----- Extracted entries

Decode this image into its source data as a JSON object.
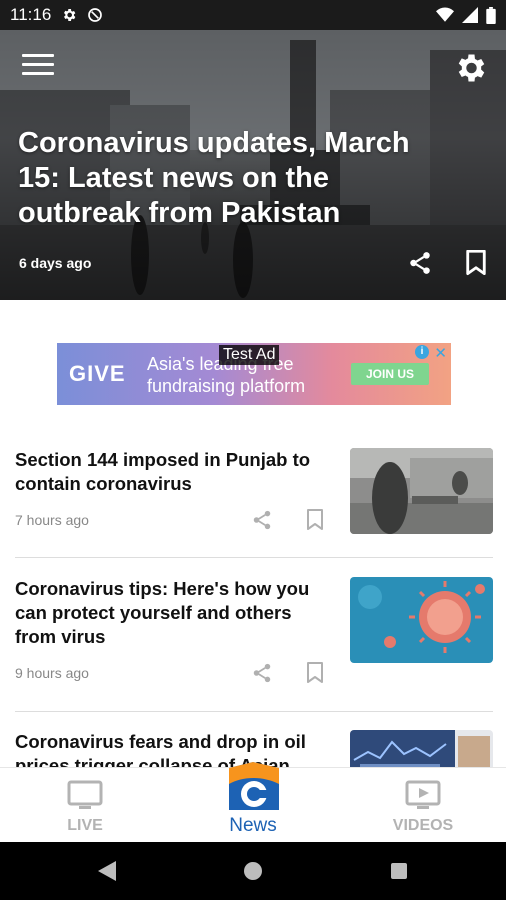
{
  "status_bar": {
    "time": "11:16"
  },
  "hero": {
    "title": "Coronavirus updates, March 15: Latest news on the outbreak from Pakistan",
    "time": "6 days ago"
  },
  "ad": {
    "label": "Test Ad",
    "brand": "GIVE",
    "text": "Asia's leading free fundraising platform",
    "cta": "JOIN US"
  },
  "articles": [
    {
      "title": "Section 144 imposed in Punjab to contain coronavirus",
      "time": "7 hours ago"
    },
    {
      "title": "Coronavirus tips: Here's how you can protect yourself and others from virus",
      "time": "9 hours ago"
    },
    {
      "title": "Coronavirus fears and drop in oil prices trigger collapse of Asian",
      "time": ""
    }
  ],
  "bottom_nav": {
    "live": "LIVE",
    "news": "News",
    "videos": "VIDEOS"
  },
  "colors": {
    "status_bar": "#1b1b1b",
    "news_logo_blue": "#1d62b4",
    "news_logo_orange": "#f7941d",
    "nav_inactive": "#b3b3b3"
  },
  "icons": {
    "menu": "hamburger-menu-icon",
    "settings": "gear-icon",
    "share": "share-icon",
    "bookmark": "bookmark-icon",
    "live": "tv-icon",
    "videos": "video-play-icon"
  }
}
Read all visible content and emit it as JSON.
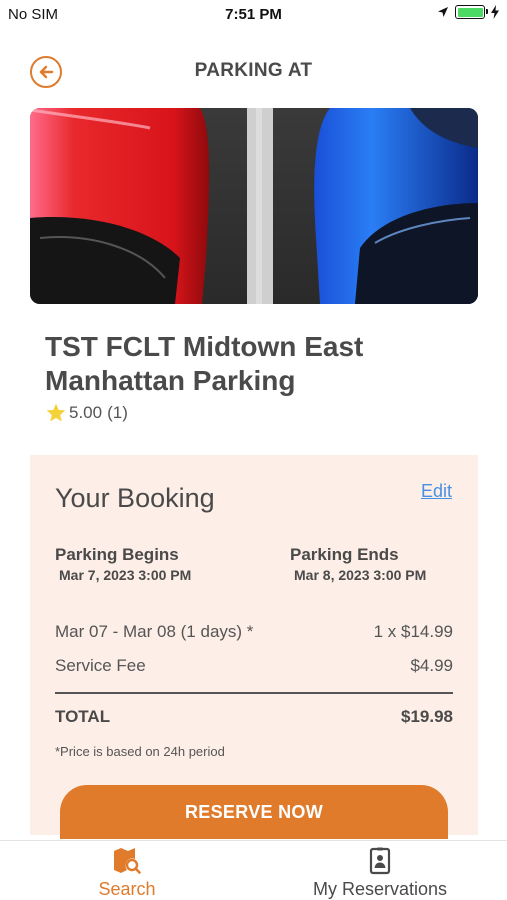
{
  "status_bar": {
    "carrier": "No SIM",
    "time": "7:51 PM",
    "icons": [
      "location-arrow-icon",
      "battery-icon",
      "charging-bolt-icon"
    ]
  },
  "header": {
    "title": "PARKING AT",
    "back_icon": "back-arrow-circle-icon"
  },
  "listing": {
    "name": "TST FCLT Midtown East Manhattan Parking",
    "rating": "5.00",
    "review_count": "(1)"
  },
  "booking": {
    "title": "Your Booking",
    "edit_label": "Edit",
    "begins_label": "Parking Begins",
    "begins_value": "Mar 7, 2023 3:00 PM",
    "ends_label": "Parking Ends",
    "ends_value": "Mar 8, 2023 3:00 PM",
    "line_items": [
      {
        "label": "Mar 07 - Mar 08 (1 days) *",
        "amount": "1 x $14.99"
      },
      {
        "label": "Service Fee",
        "amount": "$4.99"
      }
    ],
    "total_label": "TOTAL",
    "total_value": "$19.98",
    "footnote": "*Price is based on 24h period",
    "reserve_label": "RESERVE NOW"
  },
  "tabs": [
    {
      "label": "Search",
      "icon": "map-search-icon",
      "active": true
    },
    {
      "label": "My Reservations",
      "icon": "reservation-badge-icon",
      "active": false
    }
  ],
  "colors": {
    "accent": "#e07b2c",
    "card_background": "#fdefe7",
    "link": "#4a90e2",
    "battery": "#4cd964"
  }
}
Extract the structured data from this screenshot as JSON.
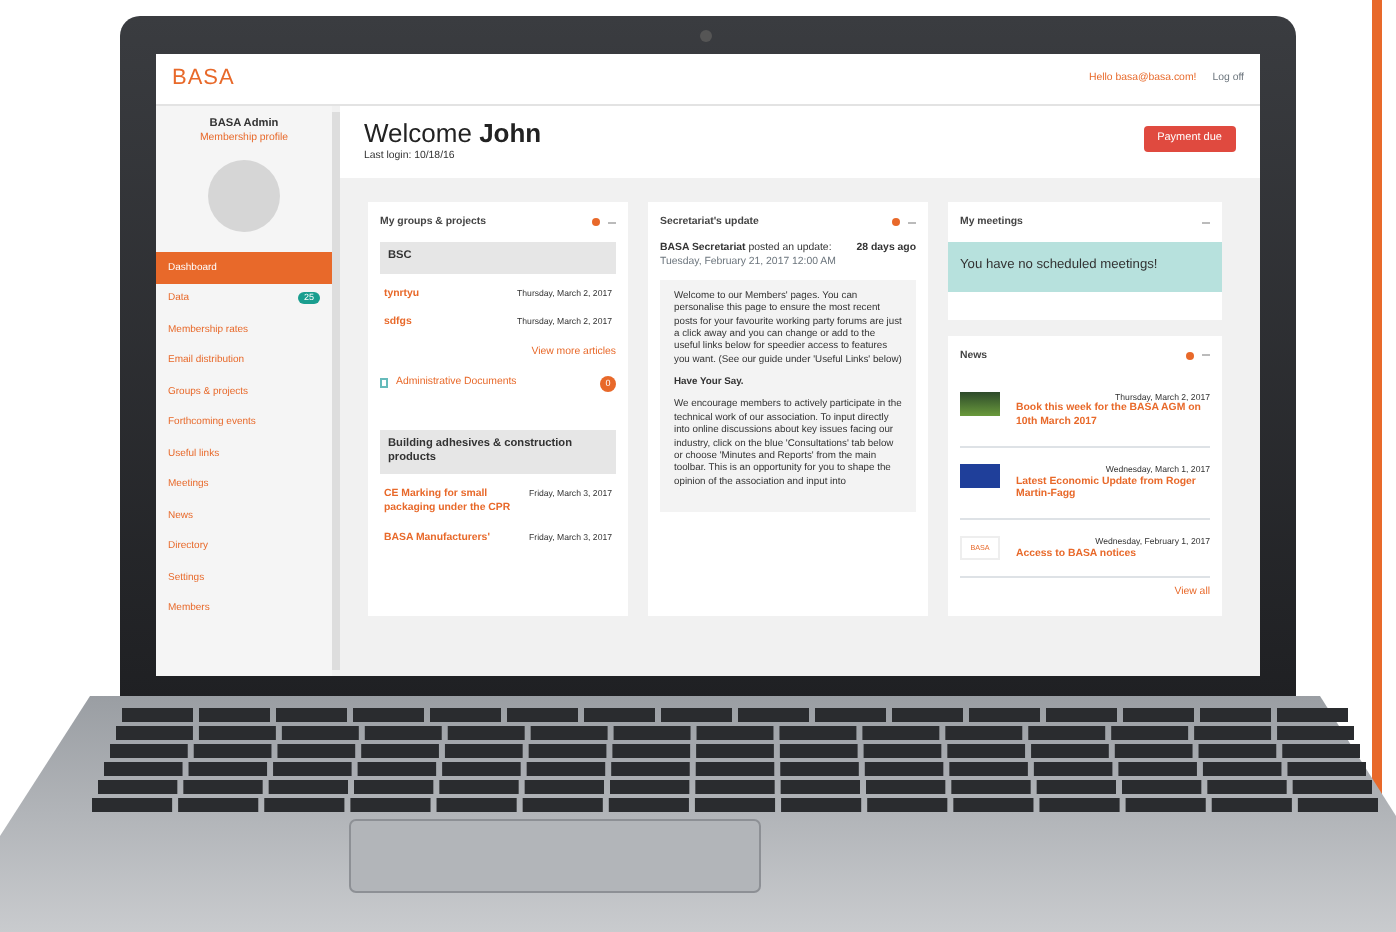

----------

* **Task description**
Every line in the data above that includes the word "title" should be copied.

* **Exercise result**
    "title": "Coronavirus updates, March 15: Latest news on the outbreak from Pakistan",
      "title": "Section 144 imposed in Punjab to contain coronavirus",
      "title": "Coronavirus tips: Here's how you can protect yourself and others from virus",
      "title": "Coronavirus fears and drop in oil prices trigger collapse of Asian",
    "title": "PARKING AT",
    "title": "Your Booking",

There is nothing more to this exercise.